It used to be that Steve Lowery’s customers walked into his Lancaster shop with a story they wanted to put in ink.
Now, the photo-sharing site Instagram is as likely to be a muse as any real-life experience, an indelible fact that can really get under a talented tattoo artist’s skin.
Never have tattoos been more accepted, with many of the old stereotypes replaced by an appreciation for improved technique, a broader range of color and profound creativity. The idea of tattooing as an art form seems to have finally found its way out of the corner studio and into the mainstream.
Search through enough portfolios, and you’ll find local artists specializing in biomechanical, gray wash, illustration, tribal, Asian, portraits or pretty much any other style a client has ever requested.
But even if almost anything goes when it comes to ink, opting for a tat that looks just like one featured on Buzzfeed last month won’t ensure long-term happiness.
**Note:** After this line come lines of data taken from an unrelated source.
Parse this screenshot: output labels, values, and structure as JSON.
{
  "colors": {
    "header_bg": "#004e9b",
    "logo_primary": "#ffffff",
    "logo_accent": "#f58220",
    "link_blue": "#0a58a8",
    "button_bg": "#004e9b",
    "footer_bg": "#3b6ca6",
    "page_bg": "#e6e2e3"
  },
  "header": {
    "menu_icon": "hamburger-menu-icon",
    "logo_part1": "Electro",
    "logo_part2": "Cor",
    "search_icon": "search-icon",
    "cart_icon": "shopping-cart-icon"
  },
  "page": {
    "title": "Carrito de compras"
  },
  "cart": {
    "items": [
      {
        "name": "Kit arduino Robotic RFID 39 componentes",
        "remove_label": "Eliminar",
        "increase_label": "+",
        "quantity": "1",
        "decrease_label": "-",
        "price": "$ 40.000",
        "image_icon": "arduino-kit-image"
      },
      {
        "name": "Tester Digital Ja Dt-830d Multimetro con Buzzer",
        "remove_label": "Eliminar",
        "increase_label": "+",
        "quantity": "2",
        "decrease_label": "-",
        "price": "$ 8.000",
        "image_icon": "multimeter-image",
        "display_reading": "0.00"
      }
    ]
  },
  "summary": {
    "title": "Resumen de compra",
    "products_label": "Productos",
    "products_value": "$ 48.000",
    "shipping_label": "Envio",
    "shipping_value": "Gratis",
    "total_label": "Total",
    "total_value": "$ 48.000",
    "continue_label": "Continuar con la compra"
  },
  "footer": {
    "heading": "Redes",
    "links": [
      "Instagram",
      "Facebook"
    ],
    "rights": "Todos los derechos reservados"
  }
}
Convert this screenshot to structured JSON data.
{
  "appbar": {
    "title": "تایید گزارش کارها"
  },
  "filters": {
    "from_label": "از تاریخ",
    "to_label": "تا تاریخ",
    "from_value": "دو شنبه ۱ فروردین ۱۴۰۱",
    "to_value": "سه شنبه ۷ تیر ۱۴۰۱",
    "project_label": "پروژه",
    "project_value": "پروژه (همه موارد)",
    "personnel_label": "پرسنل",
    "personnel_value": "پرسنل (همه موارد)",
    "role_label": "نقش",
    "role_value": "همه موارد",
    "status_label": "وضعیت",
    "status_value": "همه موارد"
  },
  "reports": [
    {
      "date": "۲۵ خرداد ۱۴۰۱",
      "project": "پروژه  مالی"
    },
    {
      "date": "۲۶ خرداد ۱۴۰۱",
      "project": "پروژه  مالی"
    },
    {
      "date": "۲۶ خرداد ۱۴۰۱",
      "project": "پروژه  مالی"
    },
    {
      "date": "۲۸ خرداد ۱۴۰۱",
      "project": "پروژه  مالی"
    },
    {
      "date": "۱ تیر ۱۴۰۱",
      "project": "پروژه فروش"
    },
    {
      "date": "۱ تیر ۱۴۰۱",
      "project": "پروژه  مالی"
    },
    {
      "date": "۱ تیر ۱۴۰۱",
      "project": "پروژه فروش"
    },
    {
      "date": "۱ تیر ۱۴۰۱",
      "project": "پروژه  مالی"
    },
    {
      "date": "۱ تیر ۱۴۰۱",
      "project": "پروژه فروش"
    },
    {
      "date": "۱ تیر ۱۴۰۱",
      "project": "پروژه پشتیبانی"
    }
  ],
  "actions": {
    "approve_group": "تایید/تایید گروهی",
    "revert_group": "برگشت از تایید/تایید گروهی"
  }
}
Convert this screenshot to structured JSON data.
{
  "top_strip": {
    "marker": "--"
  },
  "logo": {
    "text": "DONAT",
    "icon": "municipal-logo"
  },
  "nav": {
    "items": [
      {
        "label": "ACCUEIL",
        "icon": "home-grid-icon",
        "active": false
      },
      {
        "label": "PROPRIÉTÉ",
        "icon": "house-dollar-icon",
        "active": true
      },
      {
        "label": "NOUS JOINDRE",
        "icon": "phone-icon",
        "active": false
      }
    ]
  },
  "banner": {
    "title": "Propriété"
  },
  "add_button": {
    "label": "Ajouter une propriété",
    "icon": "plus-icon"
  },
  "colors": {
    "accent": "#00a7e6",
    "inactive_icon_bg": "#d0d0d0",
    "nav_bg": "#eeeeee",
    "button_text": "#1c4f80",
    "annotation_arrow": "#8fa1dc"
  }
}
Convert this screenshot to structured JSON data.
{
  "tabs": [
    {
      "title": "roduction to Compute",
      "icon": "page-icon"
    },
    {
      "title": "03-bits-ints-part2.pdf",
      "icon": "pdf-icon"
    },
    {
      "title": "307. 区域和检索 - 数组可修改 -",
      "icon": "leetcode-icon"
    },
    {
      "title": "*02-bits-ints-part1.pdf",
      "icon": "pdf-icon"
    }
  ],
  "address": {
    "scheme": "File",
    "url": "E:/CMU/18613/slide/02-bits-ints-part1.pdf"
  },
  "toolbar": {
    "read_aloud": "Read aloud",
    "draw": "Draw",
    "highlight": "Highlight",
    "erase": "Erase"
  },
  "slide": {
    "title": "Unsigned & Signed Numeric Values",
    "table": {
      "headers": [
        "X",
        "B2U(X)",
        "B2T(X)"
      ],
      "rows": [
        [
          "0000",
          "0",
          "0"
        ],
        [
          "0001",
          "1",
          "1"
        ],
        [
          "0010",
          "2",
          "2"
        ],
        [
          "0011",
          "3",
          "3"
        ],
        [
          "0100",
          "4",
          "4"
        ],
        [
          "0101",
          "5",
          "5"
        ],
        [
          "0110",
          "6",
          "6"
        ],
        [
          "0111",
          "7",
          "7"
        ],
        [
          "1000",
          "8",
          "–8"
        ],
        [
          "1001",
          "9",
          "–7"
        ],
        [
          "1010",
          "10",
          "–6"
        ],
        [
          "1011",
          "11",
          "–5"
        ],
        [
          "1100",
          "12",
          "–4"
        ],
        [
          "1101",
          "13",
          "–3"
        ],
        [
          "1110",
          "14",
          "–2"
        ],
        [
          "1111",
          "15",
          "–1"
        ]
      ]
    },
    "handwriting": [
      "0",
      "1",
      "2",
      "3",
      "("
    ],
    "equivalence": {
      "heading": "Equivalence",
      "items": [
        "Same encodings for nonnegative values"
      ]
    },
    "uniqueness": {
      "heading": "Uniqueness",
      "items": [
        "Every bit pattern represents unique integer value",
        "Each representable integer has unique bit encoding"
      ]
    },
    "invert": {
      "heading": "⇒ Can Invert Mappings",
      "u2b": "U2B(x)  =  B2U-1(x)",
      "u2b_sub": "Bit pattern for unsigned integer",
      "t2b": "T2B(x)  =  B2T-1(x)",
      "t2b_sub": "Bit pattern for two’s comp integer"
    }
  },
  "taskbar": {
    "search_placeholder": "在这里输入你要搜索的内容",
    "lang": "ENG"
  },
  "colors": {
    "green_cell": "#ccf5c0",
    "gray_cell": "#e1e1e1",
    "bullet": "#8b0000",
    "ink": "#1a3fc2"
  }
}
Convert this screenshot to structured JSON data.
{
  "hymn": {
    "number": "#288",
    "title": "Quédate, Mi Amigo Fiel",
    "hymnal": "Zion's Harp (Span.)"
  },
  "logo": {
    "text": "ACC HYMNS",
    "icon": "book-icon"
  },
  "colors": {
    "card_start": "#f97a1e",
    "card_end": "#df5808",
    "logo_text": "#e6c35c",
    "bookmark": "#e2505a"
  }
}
Do an image search for a tattoo with tree and birds, and you’ll see hundreds of people with a nearly identical splash of branches and crows across their shoulder blades.
"Pinterest is our downfall," says Lowery, owner of Transcending Flesh, 118 W Chestnut St. "People, now, they use the Internet and find something and bring it to us. …We try to talk to them, but sometimes that’s all they want."
With 23 years’ experience, Lowery is a skilled storyteller who also happens to be an artist. His paintings — along with drawings and skateboards designed by the shop’s other tattoo artists — adorn the hallways and reflect each employee’s personal style.
Even if experts develop a niche, they sometimes hesitate to define themselves by a single look. Their portfolios, either online or in an old-fashioned photo album, often will reflect diverse abilities.
"I do sleeves, figures, faces," says Michelle Radz, who tattoos at Addictive Expressions, 3566 Lincoln Highway East, Kinzers. "I don’t pin myself to a specific style."That’s because tattooing remains a […]